__ASSIGNMENT__
In your output, repeat each entry exactly and include no pictures.

__EXTRACTED RECORDS__
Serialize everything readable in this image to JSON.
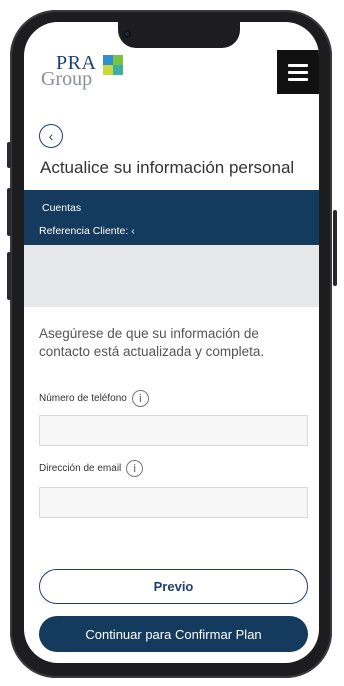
{
  "logo": {
    "brand_top": "PRA",
    "brand_bottom": "Group"
  },
  "header": {
    "menu_icon": "hamburger-icon"
  },
  "page": {
    "back_icon": "chevron-left-icon",
    "back_glyph": "‹",
    "title": "Actualice su información personal"
  },
  "account_band": {
    "accounts_label": "Cuentas",
    "reference_label": "Referencia Cliente: ‹"
  },
  "form": {
    "intro": "Asegúrese de que su información de contacto está actualizada y completa.",
    "phone_label": "Número de teléfono",
    "phone_value": "",
    "email_label": "Dirección de email",
    "email_value": "",
    "info_glyph": "i"
  },
  "actions": {
    "previous_label": "Previo",
    "continue_label": "Continuar para Confirmar Plan"
  },
  "colors": {
    "primary": "#143a5e",
    "accent_green": "#7dc242",
    "accent_blue": "#2f8fd0",
    "accent_lime": "#c8d93a"
  }
}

__TASK RESPONSE__
Serialize everything readable in this image to JSON.
{
  "logo": {
    "brand_top": "PRA",
    "brand_bottom": "Group"
  },
  "header": {
    "menu_icon": "hamburger-icon"
  },
  "page": {
    "back_icon": "chevron-left-icon",
    "back_glyph": "‹",
    "title": "Actualice su información personal"
  },
  "account_band": {
    "accounts_label": "Cuentas",
    "reference_label": "Referencia Cliente: ‹"
  },
  "form": {
    "intro": "Asegúrese de que su información de contacto está actualizada y completa.",
    "phone_label": "Número de teléfono",
    "phone_value": "",
    "email_label": "Dirección de email",
    "email_value": "",
    "info_glyph": "i"
  },
  "actions": {
    "previous_label": "Previo",
    "continue_label": "Continuar para Confirmar Plan"
  },
  "colors": {
    "primary": "#143a5e",
    "accent_green": "#7dc242",
    "accent_blue": "#2f8fd0",
    "accent_lime": "#c8d93a"
  }
}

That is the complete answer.